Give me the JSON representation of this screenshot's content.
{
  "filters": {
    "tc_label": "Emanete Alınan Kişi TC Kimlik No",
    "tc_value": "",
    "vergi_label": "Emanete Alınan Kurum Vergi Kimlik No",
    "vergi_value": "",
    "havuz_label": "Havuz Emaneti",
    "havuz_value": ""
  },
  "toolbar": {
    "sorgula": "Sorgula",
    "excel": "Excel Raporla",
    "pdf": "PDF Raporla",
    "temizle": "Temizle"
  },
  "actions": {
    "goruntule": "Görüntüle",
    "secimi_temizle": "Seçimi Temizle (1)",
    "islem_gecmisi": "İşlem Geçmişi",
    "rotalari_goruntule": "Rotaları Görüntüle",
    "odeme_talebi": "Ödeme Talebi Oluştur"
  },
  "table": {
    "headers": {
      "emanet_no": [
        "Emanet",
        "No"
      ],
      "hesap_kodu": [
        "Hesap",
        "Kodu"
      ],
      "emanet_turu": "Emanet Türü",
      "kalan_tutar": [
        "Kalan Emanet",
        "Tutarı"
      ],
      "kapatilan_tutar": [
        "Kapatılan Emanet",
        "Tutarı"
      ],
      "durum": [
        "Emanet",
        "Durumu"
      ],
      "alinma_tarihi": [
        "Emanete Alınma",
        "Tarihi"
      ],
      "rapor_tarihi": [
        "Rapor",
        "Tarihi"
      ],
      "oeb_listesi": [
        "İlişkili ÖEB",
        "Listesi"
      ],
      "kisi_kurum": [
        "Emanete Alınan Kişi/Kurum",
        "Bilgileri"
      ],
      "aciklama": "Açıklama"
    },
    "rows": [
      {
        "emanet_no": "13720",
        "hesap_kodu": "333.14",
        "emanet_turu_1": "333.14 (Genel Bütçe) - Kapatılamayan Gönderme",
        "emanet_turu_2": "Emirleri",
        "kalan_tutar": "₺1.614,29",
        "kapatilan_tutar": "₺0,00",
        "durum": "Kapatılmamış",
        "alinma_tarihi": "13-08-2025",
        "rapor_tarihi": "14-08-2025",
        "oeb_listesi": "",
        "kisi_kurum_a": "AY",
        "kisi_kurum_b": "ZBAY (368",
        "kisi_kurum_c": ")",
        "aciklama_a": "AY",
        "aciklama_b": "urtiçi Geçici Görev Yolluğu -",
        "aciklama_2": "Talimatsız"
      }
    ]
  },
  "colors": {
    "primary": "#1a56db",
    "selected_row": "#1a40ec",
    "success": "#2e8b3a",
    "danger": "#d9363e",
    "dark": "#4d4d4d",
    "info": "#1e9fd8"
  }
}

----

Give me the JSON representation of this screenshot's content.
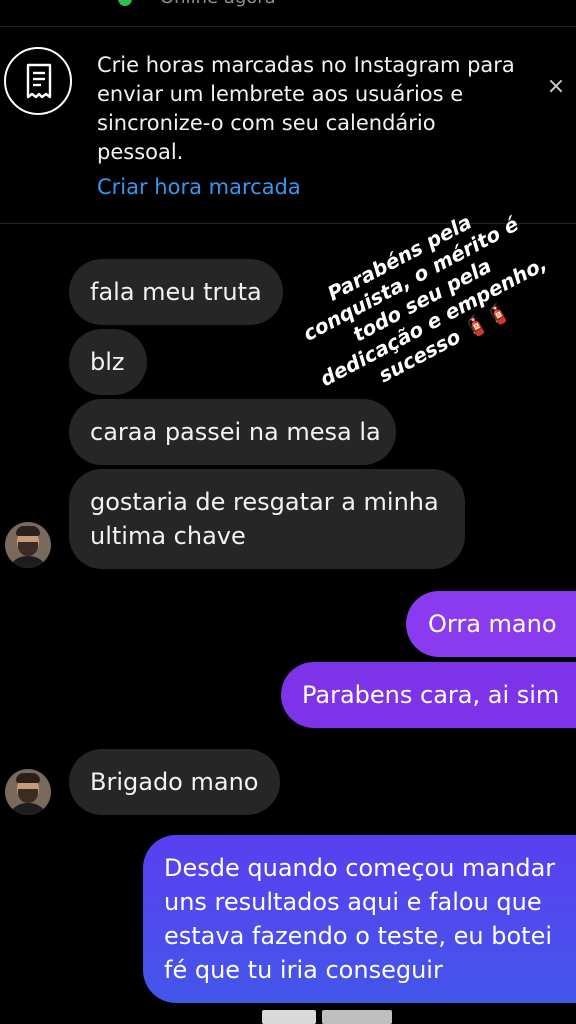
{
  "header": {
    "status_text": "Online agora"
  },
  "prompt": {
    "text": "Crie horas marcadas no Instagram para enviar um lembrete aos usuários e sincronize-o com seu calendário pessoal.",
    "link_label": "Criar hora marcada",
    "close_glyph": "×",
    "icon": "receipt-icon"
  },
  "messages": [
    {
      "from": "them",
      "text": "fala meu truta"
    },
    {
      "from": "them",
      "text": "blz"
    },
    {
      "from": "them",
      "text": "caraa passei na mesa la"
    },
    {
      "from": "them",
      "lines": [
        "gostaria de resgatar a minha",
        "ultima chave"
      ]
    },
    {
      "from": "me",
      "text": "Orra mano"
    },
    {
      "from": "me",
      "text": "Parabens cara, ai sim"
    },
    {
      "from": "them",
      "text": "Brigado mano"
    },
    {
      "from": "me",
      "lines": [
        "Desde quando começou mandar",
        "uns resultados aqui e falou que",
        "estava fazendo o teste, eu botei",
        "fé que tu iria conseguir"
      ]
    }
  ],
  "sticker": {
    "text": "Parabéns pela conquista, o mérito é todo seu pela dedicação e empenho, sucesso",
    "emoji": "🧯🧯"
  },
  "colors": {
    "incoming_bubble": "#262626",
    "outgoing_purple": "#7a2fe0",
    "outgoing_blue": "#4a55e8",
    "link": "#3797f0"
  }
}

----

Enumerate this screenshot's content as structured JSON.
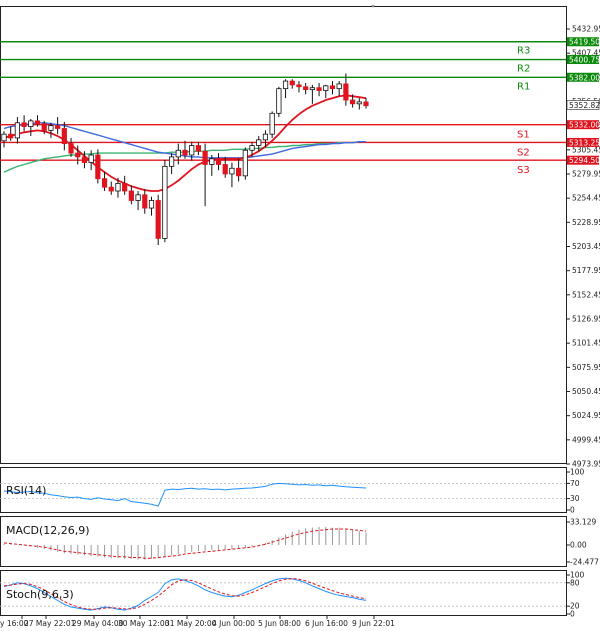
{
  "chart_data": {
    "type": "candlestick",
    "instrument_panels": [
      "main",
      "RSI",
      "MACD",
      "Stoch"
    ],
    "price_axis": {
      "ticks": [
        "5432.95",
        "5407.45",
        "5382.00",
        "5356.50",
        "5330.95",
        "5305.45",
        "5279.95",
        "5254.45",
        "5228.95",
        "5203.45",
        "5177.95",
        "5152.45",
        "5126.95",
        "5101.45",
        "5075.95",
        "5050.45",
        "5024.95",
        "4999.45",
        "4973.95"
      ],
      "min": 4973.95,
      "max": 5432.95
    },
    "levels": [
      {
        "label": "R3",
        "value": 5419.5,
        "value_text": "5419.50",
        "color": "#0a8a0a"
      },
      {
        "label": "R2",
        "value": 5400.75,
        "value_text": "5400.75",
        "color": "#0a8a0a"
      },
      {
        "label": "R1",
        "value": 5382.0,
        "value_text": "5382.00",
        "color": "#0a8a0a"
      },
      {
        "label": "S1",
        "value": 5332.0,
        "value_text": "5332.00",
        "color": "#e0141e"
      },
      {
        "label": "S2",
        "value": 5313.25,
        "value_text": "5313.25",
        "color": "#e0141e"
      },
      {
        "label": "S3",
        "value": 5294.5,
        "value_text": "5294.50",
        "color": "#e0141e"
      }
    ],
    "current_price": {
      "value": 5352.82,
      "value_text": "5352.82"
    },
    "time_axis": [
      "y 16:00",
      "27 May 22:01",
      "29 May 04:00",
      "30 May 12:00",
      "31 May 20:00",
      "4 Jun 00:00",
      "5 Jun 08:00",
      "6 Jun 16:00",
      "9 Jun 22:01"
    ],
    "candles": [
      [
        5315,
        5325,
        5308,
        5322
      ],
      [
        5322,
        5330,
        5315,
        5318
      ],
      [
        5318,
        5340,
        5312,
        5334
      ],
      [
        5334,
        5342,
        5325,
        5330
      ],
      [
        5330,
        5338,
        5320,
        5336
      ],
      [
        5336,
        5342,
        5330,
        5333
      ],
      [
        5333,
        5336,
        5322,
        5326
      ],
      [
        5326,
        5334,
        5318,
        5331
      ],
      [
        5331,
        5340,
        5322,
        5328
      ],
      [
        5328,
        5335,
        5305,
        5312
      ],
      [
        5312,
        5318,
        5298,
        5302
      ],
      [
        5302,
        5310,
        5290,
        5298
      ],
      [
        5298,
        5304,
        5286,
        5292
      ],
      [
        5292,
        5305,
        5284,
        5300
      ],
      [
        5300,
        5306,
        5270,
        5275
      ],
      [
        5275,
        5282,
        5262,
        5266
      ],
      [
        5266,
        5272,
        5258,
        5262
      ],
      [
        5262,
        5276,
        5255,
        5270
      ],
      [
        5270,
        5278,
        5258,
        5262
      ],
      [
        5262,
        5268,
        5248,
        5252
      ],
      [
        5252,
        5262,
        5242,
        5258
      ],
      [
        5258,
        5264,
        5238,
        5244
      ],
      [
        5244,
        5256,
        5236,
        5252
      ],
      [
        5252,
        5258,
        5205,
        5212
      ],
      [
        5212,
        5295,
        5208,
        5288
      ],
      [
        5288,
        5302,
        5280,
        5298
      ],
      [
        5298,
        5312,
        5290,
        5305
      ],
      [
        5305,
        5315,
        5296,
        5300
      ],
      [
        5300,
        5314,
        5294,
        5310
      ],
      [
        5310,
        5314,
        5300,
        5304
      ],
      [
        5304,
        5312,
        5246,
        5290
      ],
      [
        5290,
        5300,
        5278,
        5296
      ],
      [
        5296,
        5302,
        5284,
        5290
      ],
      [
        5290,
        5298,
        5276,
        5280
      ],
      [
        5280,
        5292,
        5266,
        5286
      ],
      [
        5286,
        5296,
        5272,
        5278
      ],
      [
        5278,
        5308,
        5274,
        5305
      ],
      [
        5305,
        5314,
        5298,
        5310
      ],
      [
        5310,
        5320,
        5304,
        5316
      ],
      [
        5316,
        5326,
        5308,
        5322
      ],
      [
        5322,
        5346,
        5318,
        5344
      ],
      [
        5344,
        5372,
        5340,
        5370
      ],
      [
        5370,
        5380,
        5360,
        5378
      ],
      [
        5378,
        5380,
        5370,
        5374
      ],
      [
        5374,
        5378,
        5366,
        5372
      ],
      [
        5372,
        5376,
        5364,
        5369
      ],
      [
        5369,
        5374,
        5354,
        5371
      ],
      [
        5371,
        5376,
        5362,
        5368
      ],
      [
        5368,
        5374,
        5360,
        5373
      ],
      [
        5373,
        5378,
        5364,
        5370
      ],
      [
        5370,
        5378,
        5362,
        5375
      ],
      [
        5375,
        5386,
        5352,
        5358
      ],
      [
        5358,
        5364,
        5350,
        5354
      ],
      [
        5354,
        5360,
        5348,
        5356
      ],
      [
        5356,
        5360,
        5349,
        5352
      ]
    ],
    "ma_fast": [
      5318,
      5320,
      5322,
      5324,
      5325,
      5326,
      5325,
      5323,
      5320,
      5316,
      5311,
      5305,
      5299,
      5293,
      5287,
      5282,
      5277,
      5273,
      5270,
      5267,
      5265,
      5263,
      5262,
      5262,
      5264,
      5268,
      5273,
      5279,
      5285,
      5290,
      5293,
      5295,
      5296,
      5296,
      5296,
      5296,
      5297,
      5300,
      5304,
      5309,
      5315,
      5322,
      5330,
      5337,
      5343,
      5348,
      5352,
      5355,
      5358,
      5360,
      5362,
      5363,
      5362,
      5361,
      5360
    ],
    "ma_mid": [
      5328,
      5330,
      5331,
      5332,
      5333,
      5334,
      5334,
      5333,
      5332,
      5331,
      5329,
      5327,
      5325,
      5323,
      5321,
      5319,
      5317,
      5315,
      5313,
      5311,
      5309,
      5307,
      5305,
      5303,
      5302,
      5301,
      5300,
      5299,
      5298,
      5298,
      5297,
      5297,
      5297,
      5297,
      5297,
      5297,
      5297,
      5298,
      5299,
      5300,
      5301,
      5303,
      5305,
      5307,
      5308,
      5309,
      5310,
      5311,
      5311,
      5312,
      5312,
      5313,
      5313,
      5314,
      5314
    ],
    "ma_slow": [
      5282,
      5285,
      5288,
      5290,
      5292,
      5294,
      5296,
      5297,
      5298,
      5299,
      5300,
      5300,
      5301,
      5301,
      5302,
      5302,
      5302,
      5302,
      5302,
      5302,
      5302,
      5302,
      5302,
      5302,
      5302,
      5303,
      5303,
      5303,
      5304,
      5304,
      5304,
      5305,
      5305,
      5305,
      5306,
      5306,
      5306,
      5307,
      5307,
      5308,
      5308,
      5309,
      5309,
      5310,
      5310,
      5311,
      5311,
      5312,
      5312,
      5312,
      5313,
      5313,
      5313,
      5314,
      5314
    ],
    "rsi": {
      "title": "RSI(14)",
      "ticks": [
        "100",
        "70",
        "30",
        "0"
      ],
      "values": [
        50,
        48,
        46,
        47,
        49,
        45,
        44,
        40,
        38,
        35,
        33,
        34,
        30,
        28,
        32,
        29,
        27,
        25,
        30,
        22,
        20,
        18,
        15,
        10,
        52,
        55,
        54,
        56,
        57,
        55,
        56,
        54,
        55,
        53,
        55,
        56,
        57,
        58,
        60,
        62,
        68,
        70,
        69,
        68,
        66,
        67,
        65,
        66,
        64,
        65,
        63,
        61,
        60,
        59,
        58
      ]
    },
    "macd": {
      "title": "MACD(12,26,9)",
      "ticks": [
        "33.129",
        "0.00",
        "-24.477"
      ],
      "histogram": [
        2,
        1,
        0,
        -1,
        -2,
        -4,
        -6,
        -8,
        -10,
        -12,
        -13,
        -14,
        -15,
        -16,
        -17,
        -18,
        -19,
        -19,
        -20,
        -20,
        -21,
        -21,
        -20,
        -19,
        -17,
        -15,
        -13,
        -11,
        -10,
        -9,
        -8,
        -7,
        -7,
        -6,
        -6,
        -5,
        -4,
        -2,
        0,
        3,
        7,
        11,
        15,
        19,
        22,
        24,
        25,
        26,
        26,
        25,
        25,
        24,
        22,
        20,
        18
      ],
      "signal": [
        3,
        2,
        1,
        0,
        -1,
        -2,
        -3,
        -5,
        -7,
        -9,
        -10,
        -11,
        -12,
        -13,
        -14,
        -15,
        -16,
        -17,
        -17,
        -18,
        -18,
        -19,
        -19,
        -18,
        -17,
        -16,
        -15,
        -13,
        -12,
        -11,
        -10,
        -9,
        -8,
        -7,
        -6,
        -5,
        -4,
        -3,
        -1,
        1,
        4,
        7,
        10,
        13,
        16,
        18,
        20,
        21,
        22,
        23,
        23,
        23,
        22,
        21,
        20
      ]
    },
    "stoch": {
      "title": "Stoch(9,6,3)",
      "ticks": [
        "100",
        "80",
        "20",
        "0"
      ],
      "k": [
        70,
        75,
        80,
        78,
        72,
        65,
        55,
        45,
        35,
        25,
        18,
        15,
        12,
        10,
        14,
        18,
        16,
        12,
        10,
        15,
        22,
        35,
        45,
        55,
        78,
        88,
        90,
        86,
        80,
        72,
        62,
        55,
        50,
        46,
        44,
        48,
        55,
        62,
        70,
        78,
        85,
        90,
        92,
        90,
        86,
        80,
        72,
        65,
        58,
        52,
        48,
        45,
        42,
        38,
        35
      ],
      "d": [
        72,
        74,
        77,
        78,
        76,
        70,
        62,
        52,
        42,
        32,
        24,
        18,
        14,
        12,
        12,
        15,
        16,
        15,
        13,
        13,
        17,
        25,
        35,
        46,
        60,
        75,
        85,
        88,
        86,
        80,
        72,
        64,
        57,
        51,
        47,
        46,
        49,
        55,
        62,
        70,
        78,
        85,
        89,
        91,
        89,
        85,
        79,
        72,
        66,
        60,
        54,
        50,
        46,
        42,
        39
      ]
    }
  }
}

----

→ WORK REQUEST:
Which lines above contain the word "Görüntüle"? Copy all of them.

→ SOLUTION TO THIS PROBLEM:
    "goruntule": "Görüntüle",
    "rotalari_goruntule": "Rotaları Görüntüle",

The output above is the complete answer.